With about 49,000 acres of protected forests, beaches, mountains, and rocky coastline, Acadia National Park is the second-most-visited national park in America (after the Great Smoky Mountains National Park). According to the National Park Service, 2 million people visit Acadia each year. The park holds some of the most spectacular scenery on the Eastern Seaboard: a rugged coastline of surf-pounded granite and an interior graced by sculpted mountains, quiet ponds, and lush deciduous forests. Cadillac Mountain (named after a Frenchman who explored here in the late 1600s and later founded Detroit), the highest point of land on the East Coast, dominates the park. Although it's rugged, the park also has graceful stone bridges, miles of carriage roads (popular with walkers, runners, and bikers as well as horse-drawn carriages), and the Jordan Pond House restaurant (famous for its popovers).

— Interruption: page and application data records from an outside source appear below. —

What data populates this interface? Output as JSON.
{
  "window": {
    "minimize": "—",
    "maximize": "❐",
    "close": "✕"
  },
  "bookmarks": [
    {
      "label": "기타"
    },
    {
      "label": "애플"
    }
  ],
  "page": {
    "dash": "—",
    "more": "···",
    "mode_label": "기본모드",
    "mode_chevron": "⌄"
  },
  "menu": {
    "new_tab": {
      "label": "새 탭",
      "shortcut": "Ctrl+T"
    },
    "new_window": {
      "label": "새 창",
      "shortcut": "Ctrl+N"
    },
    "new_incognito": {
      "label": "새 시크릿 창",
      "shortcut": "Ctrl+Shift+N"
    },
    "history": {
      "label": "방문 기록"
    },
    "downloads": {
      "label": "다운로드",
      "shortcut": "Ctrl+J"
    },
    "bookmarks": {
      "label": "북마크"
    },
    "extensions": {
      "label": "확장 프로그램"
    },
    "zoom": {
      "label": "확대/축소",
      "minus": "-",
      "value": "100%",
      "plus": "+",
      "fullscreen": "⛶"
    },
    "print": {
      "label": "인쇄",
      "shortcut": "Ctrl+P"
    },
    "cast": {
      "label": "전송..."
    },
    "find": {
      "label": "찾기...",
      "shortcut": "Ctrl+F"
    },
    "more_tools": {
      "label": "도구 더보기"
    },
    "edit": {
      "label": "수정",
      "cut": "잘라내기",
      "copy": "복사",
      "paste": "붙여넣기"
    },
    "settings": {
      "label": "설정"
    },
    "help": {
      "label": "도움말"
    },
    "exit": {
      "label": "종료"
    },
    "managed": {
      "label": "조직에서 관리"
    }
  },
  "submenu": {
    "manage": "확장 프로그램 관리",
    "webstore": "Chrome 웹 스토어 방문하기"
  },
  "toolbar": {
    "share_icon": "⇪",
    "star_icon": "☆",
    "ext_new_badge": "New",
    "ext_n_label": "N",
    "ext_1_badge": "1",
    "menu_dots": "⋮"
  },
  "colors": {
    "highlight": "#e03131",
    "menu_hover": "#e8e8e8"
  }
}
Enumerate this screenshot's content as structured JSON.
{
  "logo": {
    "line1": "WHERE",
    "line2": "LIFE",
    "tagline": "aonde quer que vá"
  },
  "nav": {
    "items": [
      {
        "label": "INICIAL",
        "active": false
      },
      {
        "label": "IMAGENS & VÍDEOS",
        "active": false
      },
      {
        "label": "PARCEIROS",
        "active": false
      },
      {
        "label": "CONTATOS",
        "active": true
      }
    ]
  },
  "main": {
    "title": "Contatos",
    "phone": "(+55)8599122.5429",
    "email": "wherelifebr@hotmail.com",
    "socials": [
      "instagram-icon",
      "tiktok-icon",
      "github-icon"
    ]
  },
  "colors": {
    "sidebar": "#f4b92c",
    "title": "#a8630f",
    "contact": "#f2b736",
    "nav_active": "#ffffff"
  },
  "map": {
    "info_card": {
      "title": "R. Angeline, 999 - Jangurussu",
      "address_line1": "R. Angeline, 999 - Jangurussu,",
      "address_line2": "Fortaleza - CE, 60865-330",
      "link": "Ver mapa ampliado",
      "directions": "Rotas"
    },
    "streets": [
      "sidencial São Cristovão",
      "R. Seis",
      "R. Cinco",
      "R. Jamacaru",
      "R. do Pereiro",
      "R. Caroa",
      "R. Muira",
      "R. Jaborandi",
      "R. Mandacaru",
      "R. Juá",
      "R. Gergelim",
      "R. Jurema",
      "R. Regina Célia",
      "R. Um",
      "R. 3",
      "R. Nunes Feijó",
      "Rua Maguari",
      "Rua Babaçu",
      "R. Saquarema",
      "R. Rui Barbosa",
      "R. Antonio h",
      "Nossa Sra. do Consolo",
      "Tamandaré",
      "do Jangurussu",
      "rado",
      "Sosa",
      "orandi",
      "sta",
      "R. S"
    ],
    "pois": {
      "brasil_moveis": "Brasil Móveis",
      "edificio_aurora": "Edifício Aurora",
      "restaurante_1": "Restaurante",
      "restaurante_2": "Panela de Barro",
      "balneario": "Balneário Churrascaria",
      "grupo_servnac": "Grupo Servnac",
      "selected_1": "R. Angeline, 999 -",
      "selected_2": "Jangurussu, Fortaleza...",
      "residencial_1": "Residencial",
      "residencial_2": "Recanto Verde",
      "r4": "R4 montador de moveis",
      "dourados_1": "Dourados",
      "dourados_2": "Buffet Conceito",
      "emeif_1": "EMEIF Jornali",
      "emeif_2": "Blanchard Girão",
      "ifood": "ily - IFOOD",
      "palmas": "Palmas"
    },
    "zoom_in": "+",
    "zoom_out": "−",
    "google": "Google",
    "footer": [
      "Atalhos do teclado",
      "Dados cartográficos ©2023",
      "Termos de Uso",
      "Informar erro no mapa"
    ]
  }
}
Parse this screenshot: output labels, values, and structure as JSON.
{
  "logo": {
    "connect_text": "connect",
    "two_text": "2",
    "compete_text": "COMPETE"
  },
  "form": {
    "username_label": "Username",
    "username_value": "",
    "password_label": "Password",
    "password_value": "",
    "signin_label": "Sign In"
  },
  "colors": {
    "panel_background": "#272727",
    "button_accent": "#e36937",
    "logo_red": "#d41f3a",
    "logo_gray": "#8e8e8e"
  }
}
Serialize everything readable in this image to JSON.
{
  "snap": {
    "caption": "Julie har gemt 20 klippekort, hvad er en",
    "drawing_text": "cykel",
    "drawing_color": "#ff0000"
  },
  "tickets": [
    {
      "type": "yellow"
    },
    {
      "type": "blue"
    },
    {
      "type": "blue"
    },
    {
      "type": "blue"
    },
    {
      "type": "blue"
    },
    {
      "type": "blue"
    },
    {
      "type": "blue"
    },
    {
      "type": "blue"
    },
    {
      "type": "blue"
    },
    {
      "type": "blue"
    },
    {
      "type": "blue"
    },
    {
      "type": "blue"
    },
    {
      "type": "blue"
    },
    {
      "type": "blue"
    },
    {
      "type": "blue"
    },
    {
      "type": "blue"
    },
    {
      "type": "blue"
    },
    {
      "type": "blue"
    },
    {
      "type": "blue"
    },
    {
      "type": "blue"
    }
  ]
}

The 27-mile Park Loop Road provides an excellent introduction, but to truly appreciate the park you must get off the main road and experience it by walking, hiking, biking, sea kayaking, or taking a carriage ride. If you get off the beaten path, you can find places you'll have practically to yourself. Mount Desert Island was once a preserve of summer homes for the very rich (and still is for some), and, because of this, Acadia is the first national park in the United States that was largely created by donations of private land. There are two smaller parts of the park: on Isle au Haut, 15 miles away out in the ocean, and on the Schoodic Peninsula, on the mainland across Frenchman Bay from Mt. Desert.